MPs from all opposition parties have lambasted French Interior Minister Gerard Colomb for his handling of the assault of a May Day protester by a presidential security aide.
Colomb had insisted that it wasn't for him to inform judicial officials of the incident.
Michel Depuech, head of Paris Police Prefecture, said: "This affair, as the press says, is obviously not without consequence for the police prefecture. Fundamentally, these events result from unacceptable and condemnable individual excesses, mixed with unhealthy favoritism."
During his deposition Collomb said that while he did know of Benalla, he was unaware of his connection to President Emmanuel Macron.
He said: "I had already met Mr Benalla during his time in service. Personally, I did not know him. I even thought he was someone who was part of the police. I never encountered him, or rather I had met him, but I was unaware of his job as aide to the president."

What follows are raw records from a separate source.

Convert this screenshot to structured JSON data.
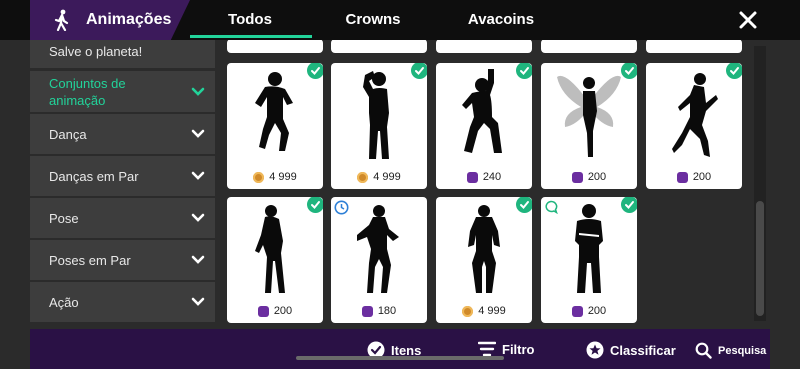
{
  "header": {
    "title": "Animações",
    "tabs": [
      {
        "label": "Todos",
        "active": true
      },
      {
        "label": "Crowns",
        "active": false
      },
      {
        "label": "Avacoins",
        "active": false
      }
    ]
  },
  "sidebar": {
    "items": [
      {
        "label": "Salve o planeta!",
        "active": false
      },
      {
        "label": "Conjuntos de animação",
        "active": true
      },
      {
        "label": "Dança",
        "active": false
      },
      {
        "label": "Danças em Par",
        "active": false
      },
      {
        "label": "Pose",
        "active": false
      },
      {
        "label": "Poses em Par",
        "active": false
      },
      {
        "label": "Ação",
        "active": false
      }
    ]
  },
  "grid": {
    "rows": [
      [
        {
          "price": "4 999",
          "currency": "gold",
          "owned": true,
          "pose": "jump"
        },
        {
          "price": "4 999",
          "currency": "gold",
          "owned": true,
          "pose": "salute"
        },
        {
          "price": "240",
          "currency": "purple",
          "owned": true,
          "pose": "point-up"
        },
        {
          "price": "200",
          "currency": "purple",
          "owned": true,
          "pose": "fairy"
        },
        {
          "price": "200",
          "currency": "purple",
          "owned": true,
          "pose": "float"
        }
      ],
      [
        {
          "price": "200",
          "currency": "purple",
          "owned": true,
          "pose": "lean"
        },
        {
          "price": "180",
          "currency": "purple",
          "owned": false,
          "badge": "clock-icon",
          "pose": "hip"
        },
        {
          "price": "4 999",
          "currency": "gold",
          "owned": true,
          "pose": "stand"
        },
        {
          "price": "200",
          "currency": "purple",
          "owned": true,
          "badge": "chat-icon",
          "pose": "arms-crossed"
        }
      ]
    ]
  },
  "bottom_bar": {
    "items_label": "Itens",
    "filter_label": "Filtro",
    "sort_label": "Classificar",
    "search_label": "Pesquisa"
  },
  "colors": {
    "accent": "#22d39a",
    "header_purple": "#3c1a5b",
    "bottom_purple": "#2a1145",
    "check_green": "#1fb57e"
  }
}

The failure to immediately inform judicial officials has developed into a major political crisis for Macron.
Backbench MP Alexis Corbière told reporters that Macron must give his account in order for the inquiry to get the full story.
"It is clear today that we have to depose the President because we understand very well that Mr. Collomb knows very little," he said.
"He told this commission that he isn't aware of the professional status of the person in charge of the President's security. That's where we are at ! "
Meanwhile Marine Le Pen, the President of the far-right Rassemblement national party said: "That is, I think, the most serious issue in this case: the existence of an unofficial government police that is not overseen by the Interior Minstry."
Alexandre Benalla was only publicly identified last week as the man beating a protester on May 1 and handed preliminary charges on Sunday.
He had been embedded with the police as an observer during the protests, but was not entitled to act on their behalf.